  3. to undertake with the purpose of mastering: He assailed his studies with new determination.
  4. to impinge upon; make an impact on; beset: His mind was assailed by conflicting arguments. The light assailed their eyes.

Origin of assail

1175–1225; Middle English asaylen < Old French asalir < Late Latin assalīre, equivalent to Latin as- as- + salīre to leap, spring
Related formsas·sail·a·ble, adjectiveas·sail·a·ble·ness, nounas·sail·er, nounas·sail·ment, nounun·as·sailed, adjectiveun·as·sail·ing, adjective

Synonyms for assail

Synonym study

1. See attack.
Dictionary.com Unabridged Based on the Random House Unabridged Dictionary, © Random House, Inc. 2018

Examples from the Web for unassailed

Historical Examples of unassailed


British Dictionary definitions for unassailed

assail

verb (tr)
  1. to attack violently; assault
  2. to criticize or ridicule vehemently, as in argument
  3. to beset or disturbhis mind was assailed by doubts
  4. to encounter with the intention of masteringto assail a problem; to assail a difficult mountain ridge
Derived Formsassailable, adjectiveassailer, nounassailment, noun

Word Origin for assail

C13: from Old French asalir, from Vulgar Latin assalīre (unattested) to leap upon, from Latin assilīre, from salīre to leap
Collins English Dictionary - Complete & Unabridged 2012 Digital Edition © William Collins Sons & Co. Ltd. 1979, 1986 © HarperCollins Publishers 1998, 2000, 2003, 2005, 2006, 2007, 2009, 2012

Word Origin and History for unassailed

assail

v.

c.1200, from Old French assalir "attack, assault, assail" (12c., Modern French assaillir), from Vulgar Latin *adsalire "to leap at," from Latin ad- "at" (see ad-) + salire "to leap" (see salient (adj.)). Figurative use from mid-14c. Related: Assailed; assailing; assailable.
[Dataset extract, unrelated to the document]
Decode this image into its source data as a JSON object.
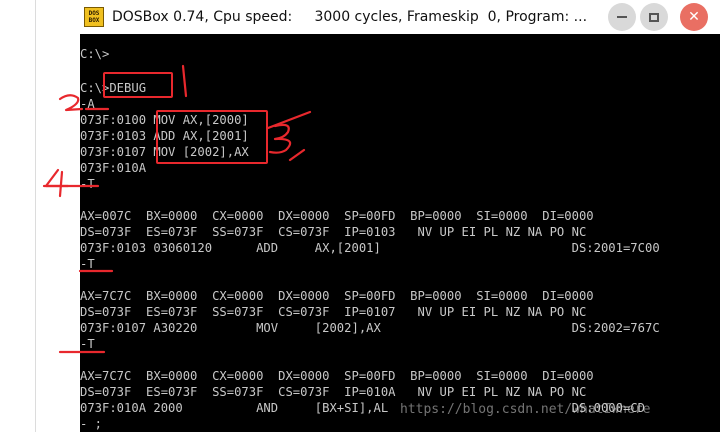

Online Etymology Dictionary, © 2010 Douglas Harper